YOUR GOAL: Starting at the top line and ending at the last, restate the records exactly.

DATA PROVIDED:
────────────────────

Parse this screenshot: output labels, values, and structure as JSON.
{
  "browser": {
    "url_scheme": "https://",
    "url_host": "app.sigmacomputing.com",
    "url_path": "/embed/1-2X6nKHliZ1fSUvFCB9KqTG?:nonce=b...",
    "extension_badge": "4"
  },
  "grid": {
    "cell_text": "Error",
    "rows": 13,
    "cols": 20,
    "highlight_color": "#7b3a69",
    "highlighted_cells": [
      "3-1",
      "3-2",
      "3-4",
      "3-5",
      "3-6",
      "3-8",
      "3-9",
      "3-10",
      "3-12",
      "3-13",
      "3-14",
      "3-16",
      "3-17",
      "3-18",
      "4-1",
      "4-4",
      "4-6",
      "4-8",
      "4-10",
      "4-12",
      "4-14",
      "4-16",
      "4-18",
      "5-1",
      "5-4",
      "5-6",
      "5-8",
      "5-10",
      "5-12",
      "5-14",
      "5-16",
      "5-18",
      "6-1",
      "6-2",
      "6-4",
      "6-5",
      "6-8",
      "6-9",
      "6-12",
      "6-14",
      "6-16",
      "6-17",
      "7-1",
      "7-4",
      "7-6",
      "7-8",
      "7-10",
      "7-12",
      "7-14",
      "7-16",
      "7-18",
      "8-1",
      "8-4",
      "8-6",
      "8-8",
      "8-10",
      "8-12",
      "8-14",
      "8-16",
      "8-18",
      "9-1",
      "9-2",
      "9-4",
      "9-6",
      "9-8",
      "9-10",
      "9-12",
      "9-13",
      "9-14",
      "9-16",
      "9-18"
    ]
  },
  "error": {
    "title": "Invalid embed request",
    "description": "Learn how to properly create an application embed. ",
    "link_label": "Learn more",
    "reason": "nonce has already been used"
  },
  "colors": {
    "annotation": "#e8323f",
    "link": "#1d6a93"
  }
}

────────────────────

EXPECTED ANSWER:
Parse this screenshot: output labels, values, and structure as JSON.
{
  "browser": {
    "url_scheme": "https://",
    "url_host": "app.sigmacomputing.com",
    "url_path": "/embed/1-2X6nKHliZ1fSUvFCB9KqTG?:nonce=b...",
    "extension_badge": "4"
  },
  "grid": {
    "cell_text": "Error",
    "rows": 13,
    "cols": 20,
    "highlight_color": "#7b3a69",
    "highlighted_cells": [
      "3-1",
      "3-2",
      "3-4",
      "3-5",
      "3-6",
      "3-8",
      "3-9",
      "3-10",
      "3-12",
      "3-13",
      "3-14",
      "3-16",
      "3-17",
      "3-18",
      "4-1",
      "4-4",
      "4-6",
      "4-8",
      "4-10",
      "4-12",
      "4-14",
      "4-16",
      "4-18",
      "5-1",
      "5-4",
      "5-6",
      "5-8",
      "5-10",
      "5-12",
      "5-14",
      "5-16",
      "5-18",
      "6-1",
      "6-2",
      "6-4",
      "6-5",
      "6-8",
      "6-9",
      "6-12",
      "6-14",
      "6-16",
      "6-17",
      "7-1",
      "7-4",
      "7-6",
      "7-8",
      "7-10",
      "7-12",
      "7-14",
      "7-16",
      "7-18",
      "8-1",
      "8-4",
      "8-6",
      "8-8",
      "8-10",
      "8-12",
      "8-14",
      "8-16",
      "8-18",
      "9-1",
      "9-2",
      "9-4",
      "9-6",
      "9-8",
      "9-10",
      "9-12",
      "9-13",
      "9-14",
      "9-16",
      "9-18"
    ]
  },
  "error": {
    "title": "Invalid embed request",
    "description": "Learn how to properly create an application embed. ",
    "link_label": "Learn more",
    "reason": "nonce has already been used"
  },
  "colors": {
    "annotation": "#e8323f",
    "link": "#1d6a93"
  }
}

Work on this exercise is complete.